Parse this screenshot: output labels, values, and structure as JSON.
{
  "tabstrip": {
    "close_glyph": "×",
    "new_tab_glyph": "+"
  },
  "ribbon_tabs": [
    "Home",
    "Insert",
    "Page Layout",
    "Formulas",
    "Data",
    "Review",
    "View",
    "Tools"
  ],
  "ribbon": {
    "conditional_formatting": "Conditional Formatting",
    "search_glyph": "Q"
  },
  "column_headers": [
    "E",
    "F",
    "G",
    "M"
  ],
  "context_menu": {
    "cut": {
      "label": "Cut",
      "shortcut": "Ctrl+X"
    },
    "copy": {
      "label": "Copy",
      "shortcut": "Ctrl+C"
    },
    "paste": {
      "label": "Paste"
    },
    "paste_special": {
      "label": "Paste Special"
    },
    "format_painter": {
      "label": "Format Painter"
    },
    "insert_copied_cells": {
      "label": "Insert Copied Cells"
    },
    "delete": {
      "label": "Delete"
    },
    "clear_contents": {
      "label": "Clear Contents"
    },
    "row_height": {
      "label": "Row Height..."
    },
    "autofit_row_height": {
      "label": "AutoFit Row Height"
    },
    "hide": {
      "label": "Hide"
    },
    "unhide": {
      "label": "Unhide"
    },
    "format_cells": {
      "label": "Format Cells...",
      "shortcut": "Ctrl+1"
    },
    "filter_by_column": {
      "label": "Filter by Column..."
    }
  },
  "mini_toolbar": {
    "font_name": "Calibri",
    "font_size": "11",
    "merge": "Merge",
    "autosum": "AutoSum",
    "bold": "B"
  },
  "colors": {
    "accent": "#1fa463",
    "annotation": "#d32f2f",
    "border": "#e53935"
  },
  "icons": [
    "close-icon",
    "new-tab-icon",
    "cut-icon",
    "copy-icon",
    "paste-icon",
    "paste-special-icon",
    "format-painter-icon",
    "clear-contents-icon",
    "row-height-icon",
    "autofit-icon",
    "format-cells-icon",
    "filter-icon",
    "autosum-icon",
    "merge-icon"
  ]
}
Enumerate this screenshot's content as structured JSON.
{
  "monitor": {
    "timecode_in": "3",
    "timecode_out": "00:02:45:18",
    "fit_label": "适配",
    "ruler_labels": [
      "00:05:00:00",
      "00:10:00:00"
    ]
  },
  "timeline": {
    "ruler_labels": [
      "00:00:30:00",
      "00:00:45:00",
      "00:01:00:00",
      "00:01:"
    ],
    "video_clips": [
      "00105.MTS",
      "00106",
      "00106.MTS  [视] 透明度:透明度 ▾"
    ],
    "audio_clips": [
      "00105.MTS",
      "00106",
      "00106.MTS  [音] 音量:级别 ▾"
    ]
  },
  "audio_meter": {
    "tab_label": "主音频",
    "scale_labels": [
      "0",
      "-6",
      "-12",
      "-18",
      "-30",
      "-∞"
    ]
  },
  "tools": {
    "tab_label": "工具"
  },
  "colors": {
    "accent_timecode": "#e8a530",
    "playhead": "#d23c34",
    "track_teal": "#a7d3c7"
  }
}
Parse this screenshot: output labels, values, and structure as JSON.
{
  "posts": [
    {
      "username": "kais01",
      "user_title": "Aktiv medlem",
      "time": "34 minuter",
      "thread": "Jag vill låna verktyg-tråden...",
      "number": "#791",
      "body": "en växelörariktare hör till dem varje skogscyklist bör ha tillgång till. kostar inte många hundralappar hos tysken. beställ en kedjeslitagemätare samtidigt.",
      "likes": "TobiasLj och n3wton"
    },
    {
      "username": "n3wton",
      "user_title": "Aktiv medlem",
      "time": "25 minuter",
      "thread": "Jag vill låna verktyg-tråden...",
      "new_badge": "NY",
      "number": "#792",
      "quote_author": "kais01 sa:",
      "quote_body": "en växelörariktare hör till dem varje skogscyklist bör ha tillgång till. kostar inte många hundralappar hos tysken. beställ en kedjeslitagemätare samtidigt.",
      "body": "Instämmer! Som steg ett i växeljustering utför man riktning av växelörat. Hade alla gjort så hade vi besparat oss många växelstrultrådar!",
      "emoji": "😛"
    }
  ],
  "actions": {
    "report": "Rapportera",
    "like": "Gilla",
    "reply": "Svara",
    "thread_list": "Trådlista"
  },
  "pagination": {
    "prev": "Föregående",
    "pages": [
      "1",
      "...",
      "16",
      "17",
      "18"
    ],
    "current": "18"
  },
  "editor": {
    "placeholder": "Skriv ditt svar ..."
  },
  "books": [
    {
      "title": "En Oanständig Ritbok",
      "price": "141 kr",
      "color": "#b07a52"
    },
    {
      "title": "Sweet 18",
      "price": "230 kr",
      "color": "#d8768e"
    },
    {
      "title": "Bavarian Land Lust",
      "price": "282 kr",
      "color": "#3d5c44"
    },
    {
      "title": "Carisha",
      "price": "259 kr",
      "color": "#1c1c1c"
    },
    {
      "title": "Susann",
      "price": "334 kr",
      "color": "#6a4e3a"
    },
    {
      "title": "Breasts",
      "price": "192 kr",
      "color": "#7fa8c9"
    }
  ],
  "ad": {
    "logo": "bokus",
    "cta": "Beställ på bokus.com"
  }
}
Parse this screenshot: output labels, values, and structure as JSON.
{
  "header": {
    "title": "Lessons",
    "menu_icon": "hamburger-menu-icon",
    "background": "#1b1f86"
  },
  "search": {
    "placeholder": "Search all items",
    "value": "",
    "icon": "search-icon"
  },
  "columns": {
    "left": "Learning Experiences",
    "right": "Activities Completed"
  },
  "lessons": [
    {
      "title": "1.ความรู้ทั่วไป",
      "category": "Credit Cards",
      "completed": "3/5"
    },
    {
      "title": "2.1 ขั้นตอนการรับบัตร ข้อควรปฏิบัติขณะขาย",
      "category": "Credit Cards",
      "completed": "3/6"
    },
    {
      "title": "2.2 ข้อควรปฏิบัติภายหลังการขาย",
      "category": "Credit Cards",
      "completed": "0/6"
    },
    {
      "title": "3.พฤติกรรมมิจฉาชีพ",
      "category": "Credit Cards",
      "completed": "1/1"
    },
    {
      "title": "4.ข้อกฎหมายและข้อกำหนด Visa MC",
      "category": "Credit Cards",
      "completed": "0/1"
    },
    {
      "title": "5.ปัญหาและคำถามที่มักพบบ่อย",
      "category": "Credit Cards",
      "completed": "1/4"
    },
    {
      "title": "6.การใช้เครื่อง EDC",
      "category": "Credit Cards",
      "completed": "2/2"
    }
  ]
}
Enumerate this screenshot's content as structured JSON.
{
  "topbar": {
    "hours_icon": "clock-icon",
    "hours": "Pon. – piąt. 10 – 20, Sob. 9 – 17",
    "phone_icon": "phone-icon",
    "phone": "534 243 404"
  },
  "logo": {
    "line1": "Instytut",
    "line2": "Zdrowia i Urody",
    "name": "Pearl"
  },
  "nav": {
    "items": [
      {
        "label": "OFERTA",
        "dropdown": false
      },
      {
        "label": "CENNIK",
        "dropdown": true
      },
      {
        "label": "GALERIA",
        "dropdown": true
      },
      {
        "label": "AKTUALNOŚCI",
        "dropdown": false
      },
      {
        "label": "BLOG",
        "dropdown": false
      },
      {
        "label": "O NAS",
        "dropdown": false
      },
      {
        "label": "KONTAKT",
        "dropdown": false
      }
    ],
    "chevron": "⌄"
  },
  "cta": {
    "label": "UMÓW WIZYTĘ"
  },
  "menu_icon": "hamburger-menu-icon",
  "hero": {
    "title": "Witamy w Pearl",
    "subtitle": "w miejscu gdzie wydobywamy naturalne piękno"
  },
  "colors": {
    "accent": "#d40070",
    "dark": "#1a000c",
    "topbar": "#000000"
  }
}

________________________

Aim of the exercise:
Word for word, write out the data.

Result for this exercise:
Parse this screenshot: output labels, values, and structure as JSON.
{
  "tabstrip": {
    "close_glyph": "×",
    "new_tab_glyph": "+"
  },
  "ribbon_tabs": [
    "Home",
    "Insert",
    "Page Layout",
    "Formulas",
    "Data",
    "Review",
    "View",
    "Tools"
  ],
  "ribbon": {
    "conditional_formatting": "Conditional Formatting",
    "search_glyph": "Q"
  },
  "column_headers": [
    "E",
    "F",
    "G",
    "M"
  ],
  "context_menu": {
    "cut": {
      "label": "Cut",
      "shortcut": "Ctrl+X"
    },
    "copy": {
      "label": "Copy",
      "shortcut": "Ctrl+C"
    },
    "paste": {
      "label": "Paste"
    },
    "paste_special": {
      "label": "Paste Special"
    },
    "format_painter": {
      "label": "Format Painter"
    },
    "insert_copied_cells": {
      "label": "Insert Copied Cells"
    },
    "delete": {
      "label": "Delete"
    },
    "clear_contents": {
      "label": "Clear Contents"
    },
    "row_height": {
      "label": "Row Height..."
    },
    "autofit_row_height": {
      "label": "AutoFit Row Height"
    },
    "hide": {
      "label": "Hide"
    },
    "unhide": {
      "label": "Unhide"
    },
    "format_cells": {
      "label": "Format Cells...",
      "shortcut": "Ctrl+1"
    },
    "filter_by_column": {
      "label": "Filter by Column..."
    }
  },
  "mini_toolbar": {
    "font_name": "Calibri",
    "font_size": "11",
    "merge": "Merge",
    "autosum": "AutoSum",
    "bold": "B"
  },
  "colors": {
    "accent": "#1fa463",
    "annotation": "#d32f2f",
    "border": "#e53935"
  },
  "icons": [
    "close-icon",
    "new-tab-icon",
    "cut-icon",
    "copy-icon",
    "paste-icon",
    "paste-special-icon",
    "format-painter-icon",
    "clear-contents-icon",
    "row-height-icon",
    "autofit-icon",
    "format-cells-icon",
    "filter-icon",
    "autosum-icon",
    "merge-icon"
  ]
}
Enumerate this screenshot's content as structured JSON.
{
  "monitor": {
    "timecode_in": "3",
    "timecode_out": "00:02:45:18",
    "fit_label": "适配",
    "ruler_labels": [
      "00:05:00:00",
      "00:10:00:00"
    ]
  },
  "timeline": {
    "ruler_labels": [
      "00:00:30:00",
      "00:00:45:00",
      "00:01:00:00",
      "00:01:"
    ],
    "video_clips": [
      "00105.MTS",
      "00106",
      "00106.MTS  [视] 透明度:透明度 ▾"
    ],
    "audio_clips": [
      "00105.MTS",
      "00106",
      "00106.MTS  [音] 音量:级别 ▾"
    ]
  },
  "audio_meter": {
    "tab_label": "主音频",
    "scale_labels": [
      "0",
      "-6",
      "-12",
      "-18",
      "-30",
      "-∞"
    ]
  },
  "tools": {
    "tab_label": "工具"
  },
  "colors": {
    "accent_timecode": "#e8a530",
    "playhead": "#d23c34",
    "track_teal": "#a7d3c7"
  }
}
Parse this screenshot: output labels, values, and structure as JSON.
{
  "posts": [
    {
      "username": "kais01",
      "user_title": "Aktiv medlem",
      "time": "34 minuter",
      "thread": "Jag vill låna verktyg-tråden...",
      "number": "#791",
      "body": "en växelörariktare hör till dem varje skogscyklist bör ha tillgång till. kostar inte många hundralappar hos tysken. beställ en kedjeslitagemätare samtidigt.",
      "likes": "TobiasLj och n3wton"
    },
    {
      "username": "n3wton",
      "user_title": "Aktiv medlem",
      "time": "25 minuter",
      "thread": "Jag vill låna verktyg-tråden...",
      "new_badge": "NY",
      "number": "#792",
      "quote_author": "kais01 sa:",
      "quote_body": "en växelörariktare hör till dem varje skogscyklist bör ha tillgång till. kostar inte många hundralappar hos tysken. beställ en kedjeslitagemätare samtidigt.",
      "body": "Instämmer! Som steg ett i växeljustering utför man riktning av växelörat. Hade alla gjort så hade vi besparat oss många växelstrultrådar!",
      "emoji": "😛"
    }
  ],
  "actions": {
    "report": "Rapportera",
    "like": "Gilla",
    "reply": "Svara",
    "thread_list": "Trådlista"
  },
  "pagination": {
    "prev": "Föregående",
    "pages": [
      "1",
      "...",
      "16",
      "17",
      "18"
    ],
    "current": "18"
  },
  "editor": {
    "placeholder": "Skriv ditt svar ..."
  },
  "books": [
    {
      "title": "En Oanständig Ritbok",
      "price": "141 kr",
      "color": "#b07a52"
    },
    {
      "title": "Sweet 18",
      "price": "230 kr",
      "color": "#d8768e"
    },
    {
      "title": "Bavarian Land Lust",
      "price": "282 kr",
      "color": "#3d5c44"
    },
    {
      "title": "Carisha",
      "price": "259 kr",
      "color": "#1c1c1c"
    },
    {
      "title": "Susann",
      "price": "334 kr",
      "color": "#6a4e3a"
    },
    {
      "title": "Breasts",
      "price": "192 kr",
      "color": "#7fa8c9"
    }
  ],
  "ad": {
    "logo": "bokus",
    "cta": "Beställ på bokus.com"
  }
}
Parse this screenshot: output labels, values, and structure as JSON.
{
  "header": {
    "title": "Lessons",
    "menu_icon": "hamburger-menu-icon",
    "background": "#1b1f86"
  },
  "search": {
    "placeholder": "Search all items",
    "value": "",
    "icon": "search-icon"
  },
  "columns": {
    "left": "Learning Experiences",
    "right": "Activities Completed"
  },
  "lessons": [
    {
      "title": "1.ความรู้ทั่วไป",
      "category": "Credit Cards",
      "completed": "3/5"
    },
    {
      "title": "2.1 ขั้นตอนการรับบัตร ข้อควรปฏิบัติขณะขาย",
      "category": "Credit Cards",
      "completed": "3/6"
    },
    {
      "title": "2.2 ข้อควรปฏิบัติภายหลังการขาย",
      "category": "Credit Cards",
      "completed": "0/6"
    },
    {
      "title": "3.พฤติกรรมมิจฉาชีพ",
      "category": "Credit Cards",
      "completed": "1/1"
    },
    {
      "title": "4.ข้อกฎหมายและข้อกำหนด Visa MC",
      "category": "Credit Cards",
      "completed": "0/1"
    },
    {
      "title": "5.ปัญหาและคำถามที่มักพบบ่อย",
      "category": "Credit Cards",
      "completed": "1/4"
    },
    {
      "title": "6.การใช้เครื่อง EDC",
      "category": "Credit Cards",
      "completed": "2/2"
    }
  ]
}
Enumerate this screenshot's content as structured JSON.
{
  "topbar": {
    "hours_icon": "clock-icon",
    "hours": "Pon. – piąt. 10 – 20, Sob. 9 – 17",
    "phone_icon": "phone-icon",
    "phone": "534 243 404"
  },
  "logo": {
    "line1": "Instytut",
    "line2": "Zdrowia i Urody",
    "name": "Pearl"
  },
  "nav": {
    "items": [
      {
        "label": "OFERTA",
        "dropdown": false
      },
      {
        "label": "CENNIK",
        "dropdown": true
      },
      {
        "label": "GALERIA",
        "dropdown": true
      },
      {
        "label": "AKTUALNOŚCI",
        "dropdown": false
      },
      {
        "label": "BLOG",
        "dropdown": false
      },
      {
        "label": "O NAS",
        "dropdown": false
      },
      {
        "label": "KONTAKT",
        "dropdown": false
      }
    ],
    "chevron": "⌄"
  },
  "cta": {
    "label": "UMÓW WIZYTĘ"
  },
  "menu_icon": "hamburger-menu-icon",
  "hero": {
    "title": "Witamy w Pearl",
    "subtitle": "w miejscu gdzie wydobywamy naturalne piękno"
  },
  "colors": {
    "accent": "#d40070",
    "dark": "#1a000c",
    "topbar": "#000000"
  }
}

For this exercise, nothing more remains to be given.